(Problem details) Number of lines below with the word "value": give it and nothing more.
Material for this exercise Block Start
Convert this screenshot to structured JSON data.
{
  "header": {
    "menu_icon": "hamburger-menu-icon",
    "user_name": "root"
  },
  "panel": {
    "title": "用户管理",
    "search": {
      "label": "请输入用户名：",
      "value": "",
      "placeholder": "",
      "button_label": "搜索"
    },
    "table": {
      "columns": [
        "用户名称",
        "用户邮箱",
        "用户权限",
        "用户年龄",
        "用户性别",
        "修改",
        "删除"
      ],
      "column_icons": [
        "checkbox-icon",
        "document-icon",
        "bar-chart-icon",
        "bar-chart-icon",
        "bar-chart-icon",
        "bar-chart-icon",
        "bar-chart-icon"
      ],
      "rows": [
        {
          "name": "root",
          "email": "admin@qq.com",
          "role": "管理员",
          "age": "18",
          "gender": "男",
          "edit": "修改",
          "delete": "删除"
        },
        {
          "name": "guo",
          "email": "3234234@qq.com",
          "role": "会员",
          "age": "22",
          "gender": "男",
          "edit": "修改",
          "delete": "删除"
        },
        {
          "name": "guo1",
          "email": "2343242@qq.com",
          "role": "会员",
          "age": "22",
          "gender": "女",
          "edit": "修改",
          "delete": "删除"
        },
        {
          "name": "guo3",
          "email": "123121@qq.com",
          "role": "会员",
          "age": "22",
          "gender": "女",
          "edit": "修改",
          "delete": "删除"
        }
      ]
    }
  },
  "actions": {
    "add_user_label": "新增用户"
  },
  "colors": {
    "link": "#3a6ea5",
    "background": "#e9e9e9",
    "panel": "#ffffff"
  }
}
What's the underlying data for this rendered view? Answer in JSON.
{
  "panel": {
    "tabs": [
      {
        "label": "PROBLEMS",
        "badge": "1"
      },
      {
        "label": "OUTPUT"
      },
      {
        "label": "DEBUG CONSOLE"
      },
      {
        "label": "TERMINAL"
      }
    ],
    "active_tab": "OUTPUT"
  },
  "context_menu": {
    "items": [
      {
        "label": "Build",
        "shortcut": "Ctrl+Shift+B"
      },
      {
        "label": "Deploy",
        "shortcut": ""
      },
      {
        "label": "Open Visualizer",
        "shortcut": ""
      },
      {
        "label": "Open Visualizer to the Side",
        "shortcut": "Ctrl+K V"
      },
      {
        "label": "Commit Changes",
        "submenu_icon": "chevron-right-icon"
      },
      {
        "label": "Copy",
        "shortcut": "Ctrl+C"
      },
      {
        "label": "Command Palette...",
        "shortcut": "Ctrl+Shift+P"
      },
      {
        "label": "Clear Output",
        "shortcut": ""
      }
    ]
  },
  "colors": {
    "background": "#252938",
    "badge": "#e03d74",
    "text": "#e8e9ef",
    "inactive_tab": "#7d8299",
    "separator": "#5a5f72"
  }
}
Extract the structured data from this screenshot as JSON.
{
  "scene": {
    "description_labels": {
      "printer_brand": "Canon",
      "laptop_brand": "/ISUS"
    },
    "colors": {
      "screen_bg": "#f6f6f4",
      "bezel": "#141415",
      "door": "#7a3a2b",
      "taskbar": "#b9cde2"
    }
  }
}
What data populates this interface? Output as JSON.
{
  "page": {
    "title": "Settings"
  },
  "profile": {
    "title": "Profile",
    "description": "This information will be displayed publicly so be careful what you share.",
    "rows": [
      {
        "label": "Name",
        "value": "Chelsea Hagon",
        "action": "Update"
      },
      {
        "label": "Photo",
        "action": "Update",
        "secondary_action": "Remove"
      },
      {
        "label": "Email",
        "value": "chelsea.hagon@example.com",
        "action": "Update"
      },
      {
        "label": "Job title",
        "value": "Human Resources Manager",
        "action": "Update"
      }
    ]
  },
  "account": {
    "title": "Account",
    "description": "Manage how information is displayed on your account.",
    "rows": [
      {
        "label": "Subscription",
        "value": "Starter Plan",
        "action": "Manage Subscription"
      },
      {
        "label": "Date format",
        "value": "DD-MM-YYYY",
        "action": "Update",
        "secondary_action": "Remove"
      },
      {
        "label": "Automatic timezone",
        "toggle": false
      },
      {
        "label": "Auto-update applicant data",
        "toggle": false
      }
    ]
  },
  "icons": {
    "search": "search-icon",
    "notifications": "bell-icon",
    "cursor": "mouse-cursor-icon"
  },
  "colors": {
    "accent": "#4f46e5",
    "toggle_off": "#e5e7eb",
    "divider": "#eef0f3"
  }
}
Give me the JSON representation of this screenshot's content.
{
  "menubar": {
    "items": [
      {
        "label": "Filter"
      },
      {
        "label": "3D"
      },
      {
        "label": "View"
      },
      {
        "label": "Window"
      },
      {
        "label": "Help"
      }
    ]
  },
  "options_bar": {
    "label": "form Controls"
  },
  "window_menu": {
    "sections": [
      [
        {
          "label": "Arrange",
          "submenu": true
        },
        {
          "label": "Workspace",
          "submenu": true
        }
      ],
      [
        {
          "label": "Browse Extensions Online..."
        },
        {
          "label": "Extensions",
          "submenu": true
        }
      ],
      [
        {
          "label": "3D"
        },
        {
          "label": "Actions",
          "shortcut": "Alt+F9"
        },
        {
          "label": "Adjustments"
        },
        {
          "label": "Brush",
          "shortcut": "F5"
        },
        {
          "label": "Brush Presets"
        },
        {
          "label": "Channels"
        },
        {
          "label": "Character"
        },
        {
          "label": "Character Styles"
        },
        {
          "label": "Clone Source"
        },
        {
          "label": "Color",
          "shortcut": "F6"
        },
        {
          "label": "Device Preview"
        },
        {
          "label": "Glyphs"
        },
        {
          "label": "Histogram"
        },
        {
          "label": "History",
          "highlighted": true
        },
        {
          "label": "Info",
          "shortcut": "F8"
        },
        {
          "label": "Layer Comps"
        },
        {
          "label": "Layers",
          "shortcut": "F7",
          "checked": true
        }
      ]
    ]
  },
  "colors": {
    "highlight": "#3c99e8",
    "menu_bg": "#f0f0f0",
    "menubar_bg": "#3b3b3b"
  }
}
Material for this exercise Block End
(Answer to this task) 6